I exit the airplane, into the early darkness and morning hours in New Delhi, the city of pure human energy. It is raining, and it looks like the clock has been spun back about 50 years, judging by the old style cars, clothing, haircuts, style, architecture, and everything else my senses could divine.

The airport is near empty.

I can handle this.

Delhi, on the other hand, is not empty. And I can tell that it never is. I walk out into sickly sweet hot night air and am suddenly confronted by one billion mosquitos, all in the same place, at the same time, buzzing with conversation, stories, life and future lives. But these aren’t mosquitos, they are people and I’ve never seen so many, ever before in all of my many lives.

Mind blown. Check. Next scene.

How did I get here, again? Right. I was re-inventing myself. I left my job, and jumped into a whole new scenario, that gave breathing room to these new possible outcomes, that eventually led me to India. Interesting.

I’ve become unstuck in mind. Where is Vonnegut when you need him?

He knew. Reinvention is powerful.

It is the most creative power we have, as human beings, that sets us free from the tyranny of fate, fear and fixed situations. At any point along our journeys, we can stop, think, feel, and then decide to change.


Hitting the human reset button allows you to create opportunities to experience the many different versions of you, (and there are at least a few, admit it,) that are locked, bottled and clogged up, inside. So full of potential, power and progress, that the entire course of future history can be forever altered in its wake and waking up.

I know, it sounds awesome.

And re-definition is a forgotten art form, unless you are luck E enough to be David Bowie, which requires your full and undivided attention and intention, and you need to be alert to re-invent, properly. And the payoff is worth it, as it perhaps the only true and meaningful artistry left or that ever was, as it deals in a medium that really makes the world go round. Life.
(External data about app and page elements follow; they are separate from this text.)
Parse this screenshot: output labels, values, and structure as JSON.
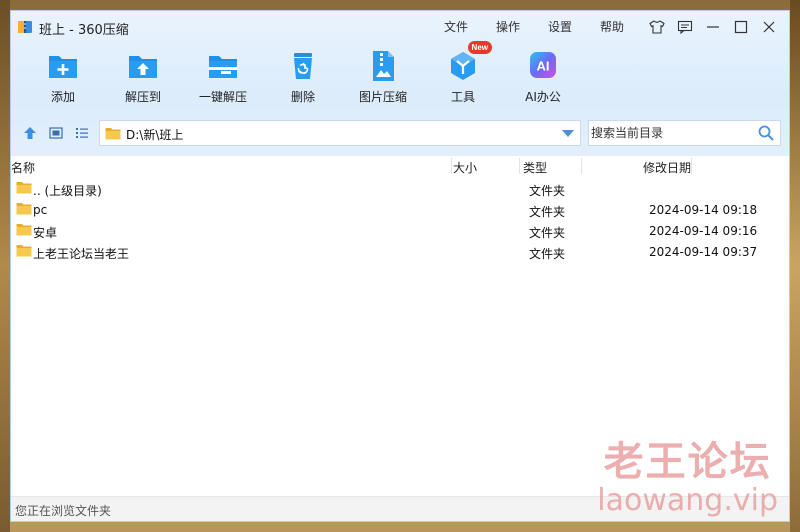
{
  "window": {
    "title": "班上 - 360压缩"
  },
  "menu": [
    "文件",
    "操作",
    "设置",
    "帮助"
  ],
  "toolbar": [
    {
      "label": "添加",
      "icon": "add-folder-icon"
    },
    {
      "label": "解压到",
      "icon": "extract-to-icon"
    },
    {
      "label": "一键解压",
      "icon": "one-click-extract-icon"
    },
    {
      "label": "删除",
      "icon": "delete-icon"
    },
    {
      "label": "图片压缩",
      "icon": "image-compress-icon"
    },
    {
      "label": "工具",
      "icon": "tools-icon",
      "badge": "New"
    },
    {
      "label": "AI办公",
      "icon": "ai-office-icon",
      "glyph": "AI"
    }
  ],
  "nav": {
    "path": "D:\\新\\班上",
    "search_placeholder": "搜索当前目录"
  },
  "columns": {
    "name": "名称",
    "size": "大小",
    "type": "类型",
    "date": "修改日期"
  },
  "files": [
    {
      "name": ".. (上级目录)",
      "type": "文件夹",
      "date": ""
    },
    {
      "name": "pc",
      "type": "文件夹",
      "date": "2024-09-14 09:18"
    },
    {
      "name": "安卓",
      "type": "文件夹",
      "date": "2024-09-14 09:16"
    },
    {
      "name": "上老王论坛当老王",
      "type": "文件夹",
      "date": "2024-09-14 09:37"
    }
  ],
  "status": {
    "text": "您正在浏览文件夹"
  },
  "watermark": {
    "cn": "老王论坛",
    "en": "laowang.vip"
  },
  "colors": {
    "accent": "#1f8fe8",
    "chrome": "#dcecfb",
    "folder": "#f6c84c",
    "badge": "#e8392f"
  }
}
Sometime you are the Walrus, and sometimes you are The Egg man. Who will I be today?

Back to India.

I see rickety rickshaws, people, burning garbage on the streets, people, pink turbans, people, cars, motorcycles, bicycles, smog, food, lights, bricks, dirt, and more people.

In fact, I’ve never seen so many living things before, occupying the same space on this planet and in my focal point. It seems that this snapshot of the old world, may be a foreshadowing of what’s to come for the rest of us. And the us inside of us.
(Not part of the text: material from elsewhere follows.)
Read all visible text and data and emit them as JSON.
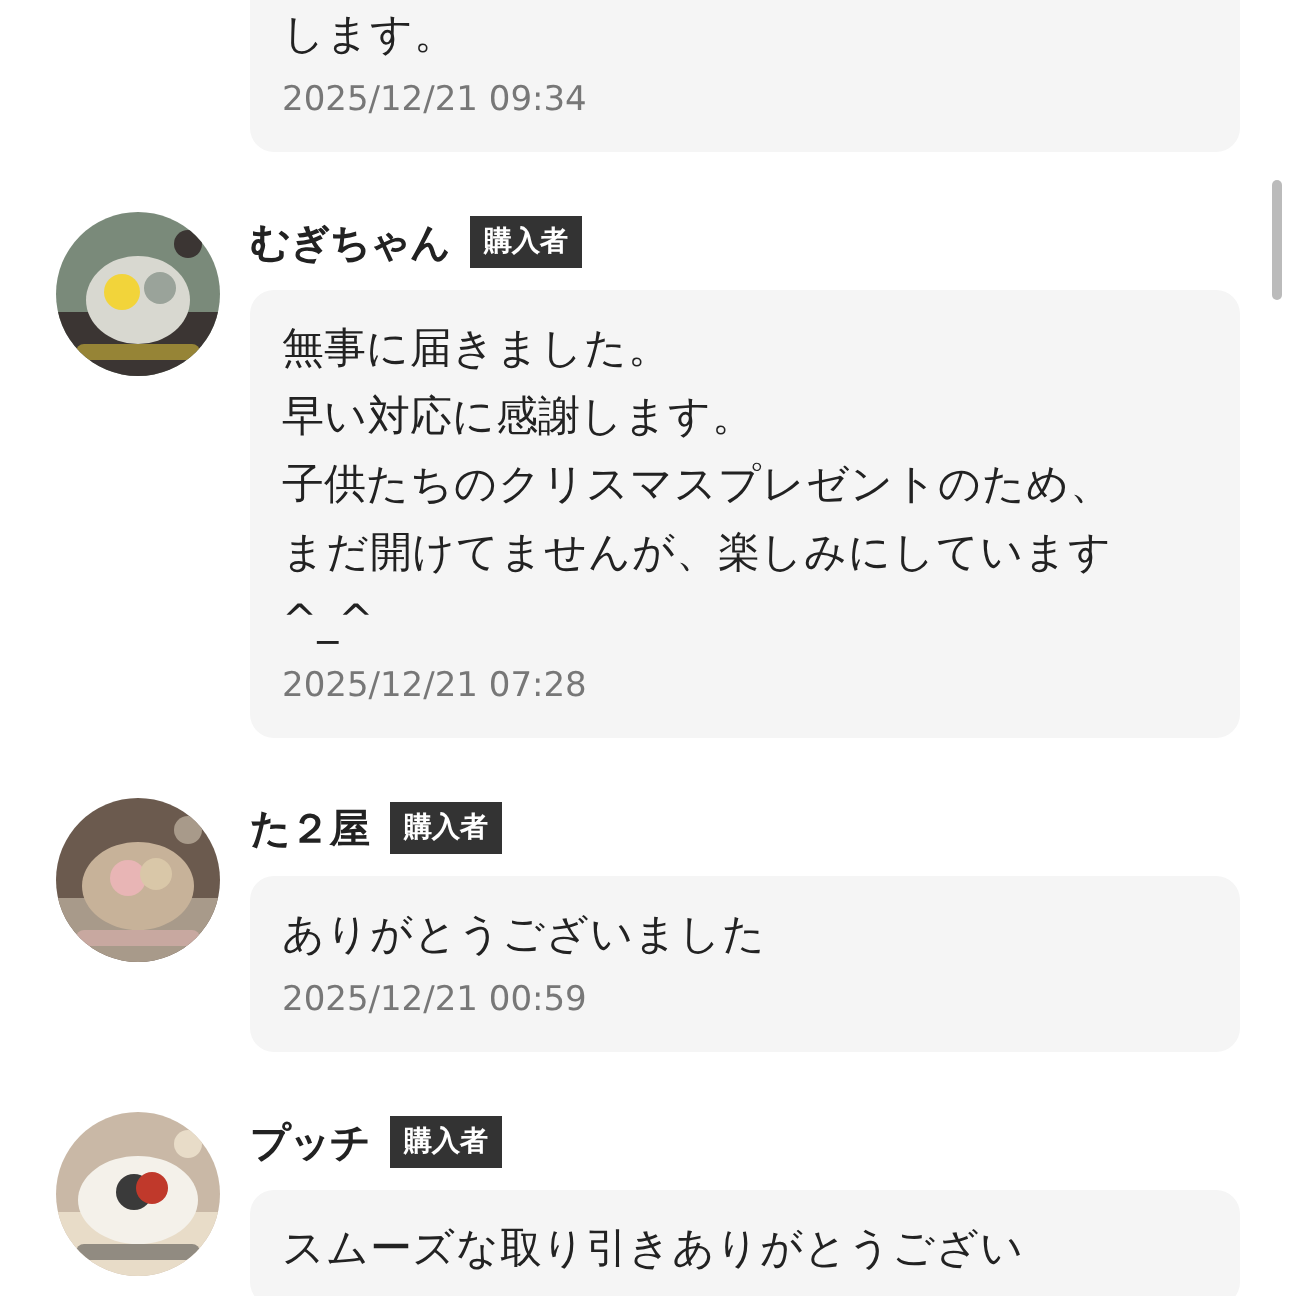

An overcrowded new reality.

And Energy. I sense so much human energy it is overwhelming. You can actually feel the people around you, pulsing atoms and the electricity, real energy, emanating from souls of all ages, from 6 to 600, creating a kind of collective human buzzing that perhaps only God can hear.

I’m in a place where I never thought I would be, and this experience, like every experience, will change me. It will allow my quantum selves to step out and into the light of day. And this is also a good thing. Because how would you ever even know the real you, until you meet the different ones?

Yes, this trip changed me, and still chips away at me, like a sculptor, revealing different things, even up to this very moment.

I haven’t even told you the parts of the story where I see the green-eyed lady of the night, the stinky goat cheese pizza, or even the horrifying psychedelic effects of the anti-malarial drugs that left me paralyzed in fear and trapped in a literal living nightmare, all part of my India express package. But we can leave that for another time.

I go back to these scenes in my mind, time trips, when I hit a turning point in my life. I take myself back to the mean streets of humanity to remind me of all of the possible realities that sit waiting for me, to be invited into my current life, bags un-packed.

The ghosts of future people I may never meet, but who always know my name.

Those five minutes in India, have lasted me 10 years, and have taught me a powerful lesson. Anything is possible, and any you is possible, and will happen, if you let it.

And then if you are ready, you can finally meet the many versions of you.

Who are you, next?


  • Paul is: a writer, past academic dean, national affairs advisor, conference founder and public broadcasting advocate.